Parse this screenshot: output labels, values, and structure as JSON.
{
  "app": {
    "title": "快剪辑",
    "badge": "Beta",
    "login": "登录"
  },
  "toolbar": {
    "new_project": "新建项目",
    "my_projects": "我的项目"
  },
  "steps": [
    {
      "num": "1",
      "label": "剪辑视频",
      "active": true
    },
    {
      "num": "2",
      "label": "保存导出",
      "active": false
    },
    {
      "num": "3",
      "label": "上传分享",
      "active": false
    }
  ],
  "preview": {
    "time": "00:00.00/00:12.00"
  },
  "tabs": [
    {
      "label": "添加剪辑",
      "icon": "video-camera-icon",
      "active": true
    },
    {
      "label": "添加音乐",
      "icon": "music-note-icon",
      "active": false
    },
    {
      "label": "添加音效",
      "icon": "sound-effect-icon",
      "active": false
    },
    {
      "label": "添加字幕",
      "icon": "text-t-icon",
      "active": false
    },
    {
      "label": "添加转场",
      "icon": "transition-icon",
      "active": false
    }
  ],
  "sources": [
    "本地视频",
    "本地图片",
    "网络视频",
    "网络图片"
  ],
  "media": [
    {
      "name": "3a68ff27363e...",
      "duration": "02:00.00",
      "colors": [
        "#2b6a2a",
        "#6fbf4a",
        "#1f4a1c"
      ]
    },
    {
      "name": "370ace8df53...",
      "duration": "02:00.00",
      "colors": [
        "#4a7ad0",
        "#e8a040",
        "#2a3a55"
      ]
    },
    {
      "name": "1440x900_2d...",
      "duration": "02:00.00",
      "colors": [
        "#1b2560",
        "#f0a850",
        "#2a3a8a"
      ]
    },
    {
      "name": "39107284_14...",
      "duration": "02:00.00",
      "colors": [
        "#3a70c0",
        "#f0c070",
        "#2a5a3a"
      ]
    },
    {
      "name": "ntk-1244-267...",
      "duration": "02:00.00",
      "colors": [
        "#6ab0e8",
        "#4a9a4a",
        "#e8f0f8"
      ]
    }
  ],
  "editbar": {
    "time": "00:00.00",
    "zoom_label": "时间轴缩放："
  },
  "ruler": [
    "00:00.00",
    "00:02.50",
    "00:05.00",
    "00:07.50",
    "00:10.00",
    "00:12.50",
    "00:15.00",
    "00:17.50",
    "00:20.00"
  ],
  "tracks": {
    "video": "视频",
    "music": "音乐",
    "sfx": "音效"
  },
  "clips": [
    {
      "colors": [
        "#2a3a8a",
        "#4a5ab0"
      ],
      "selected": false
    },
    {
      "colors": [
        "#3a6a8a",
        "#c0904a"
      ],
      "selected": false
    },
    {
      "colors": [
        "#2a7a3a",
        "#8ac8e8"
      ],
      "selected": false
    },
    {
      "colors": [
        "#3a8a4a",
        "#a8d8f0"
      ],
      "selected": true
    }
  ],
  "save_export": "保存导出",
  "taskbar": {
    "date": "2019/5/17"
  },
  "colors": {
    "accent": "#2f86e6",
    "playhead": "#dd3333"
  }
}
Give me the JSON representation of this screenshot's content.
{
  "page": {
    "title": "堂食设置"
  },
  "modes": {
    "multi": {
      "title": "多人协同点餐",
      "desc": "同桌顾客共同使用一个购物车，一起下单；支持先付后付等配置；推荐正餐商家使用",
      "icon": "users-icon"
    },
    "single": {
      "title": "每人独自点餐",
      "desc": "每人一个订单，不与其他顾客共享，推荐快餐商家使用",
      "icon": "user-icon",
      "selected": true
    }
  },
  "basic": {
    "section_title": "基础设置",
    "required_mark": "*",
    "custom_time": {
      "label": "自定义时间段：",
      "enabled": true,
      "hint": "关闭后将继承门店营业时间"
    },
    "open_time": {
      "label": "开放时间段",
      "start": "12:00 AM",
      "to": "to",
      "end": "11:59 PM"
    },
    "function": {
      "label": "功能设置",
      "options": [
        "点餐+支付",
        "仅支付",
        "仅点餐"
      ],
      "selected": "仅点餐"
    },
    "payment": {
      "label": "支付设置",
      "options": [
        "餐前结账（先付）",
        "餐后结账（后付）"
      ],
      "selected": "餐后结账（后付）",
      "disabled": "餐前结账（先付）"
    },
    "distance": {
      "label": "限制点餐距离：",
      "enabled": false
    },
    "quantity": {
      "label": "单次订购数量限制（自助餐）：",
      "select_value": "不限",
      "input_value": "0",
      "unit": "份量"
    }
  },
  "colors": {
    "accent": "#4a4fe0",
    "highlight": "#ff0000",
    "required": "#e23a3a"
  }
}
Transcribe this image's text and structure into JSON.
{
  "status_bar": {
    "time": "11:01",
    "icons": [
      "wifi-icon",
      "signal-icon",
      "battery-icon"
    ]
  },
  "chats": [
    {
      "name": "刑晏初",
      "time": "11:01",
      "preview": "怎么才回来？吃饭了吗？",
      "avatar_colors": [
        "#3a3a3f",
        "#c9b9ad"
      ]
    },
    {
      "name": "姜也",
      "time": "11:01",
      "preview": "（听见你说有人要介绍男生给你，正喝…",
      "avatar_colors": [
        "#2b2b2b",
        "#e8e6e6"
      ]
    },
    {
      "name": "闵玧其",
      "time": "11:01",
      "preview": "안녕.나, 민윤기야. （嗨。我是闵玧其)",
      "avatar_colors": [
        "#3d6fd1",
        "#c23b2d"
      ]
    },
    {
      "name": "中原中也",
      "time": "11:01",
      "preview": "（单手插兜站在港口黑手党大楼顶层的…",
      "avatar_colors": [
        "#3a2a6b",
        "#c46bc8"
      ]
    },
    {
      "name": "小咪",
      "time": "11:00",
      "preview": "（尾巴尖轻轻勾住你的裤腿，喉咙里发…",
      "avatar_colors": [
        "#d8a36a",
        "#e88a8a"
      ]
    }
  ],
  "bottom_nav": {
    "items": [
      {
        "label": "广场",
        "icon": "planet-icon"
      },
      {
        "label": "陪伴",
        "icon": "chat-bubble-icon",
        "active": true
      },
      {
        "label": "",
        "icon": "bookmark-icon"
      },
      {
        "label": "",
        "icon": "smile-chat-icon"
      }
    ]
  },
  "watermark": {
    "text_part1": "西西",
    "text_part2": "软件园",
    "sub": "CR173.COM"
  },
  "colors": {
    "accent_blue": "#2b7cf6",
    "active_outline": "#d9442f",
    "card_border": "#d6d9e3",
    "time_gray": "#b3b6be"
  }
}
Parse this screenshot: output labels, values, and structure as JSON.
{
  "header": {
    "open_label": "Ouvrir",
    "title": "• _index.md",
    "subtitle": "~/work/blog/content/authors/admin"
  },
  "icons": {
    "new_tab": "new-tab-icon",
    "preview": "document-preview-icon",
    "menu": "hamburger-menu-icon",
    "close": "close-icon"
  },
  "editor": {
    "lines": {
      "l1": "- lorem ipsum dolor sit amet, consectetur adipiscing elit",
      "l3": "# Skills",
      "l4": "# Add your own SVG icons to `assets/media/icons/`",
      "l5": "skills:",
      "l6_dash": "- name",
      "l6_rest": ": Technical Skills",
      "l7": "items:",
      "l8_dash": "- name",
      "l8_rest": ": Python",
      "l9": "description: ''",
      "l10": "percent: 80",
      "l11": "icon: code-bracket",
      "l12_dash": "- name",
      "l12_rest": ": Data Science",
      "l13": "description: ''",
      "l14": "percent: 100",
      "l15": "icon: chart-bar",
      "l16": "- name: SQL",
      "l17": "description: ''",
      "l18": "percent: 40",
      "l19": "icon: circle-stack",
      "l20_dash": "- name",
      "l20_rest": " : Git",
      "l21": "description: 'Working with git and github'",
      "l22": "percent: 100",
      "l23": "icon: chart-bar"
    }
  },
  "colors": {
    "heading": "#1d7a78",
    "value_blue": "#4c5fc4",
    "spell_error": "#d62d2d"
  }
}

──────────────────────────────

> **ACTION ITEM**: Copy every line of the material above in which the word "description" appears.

> **EXERCISE RESULT**:
      "l9": "description: ''",
      "l13": "description: ''",
      "l17": "description: ''",
      "l21": "description: 'Working with git and github'",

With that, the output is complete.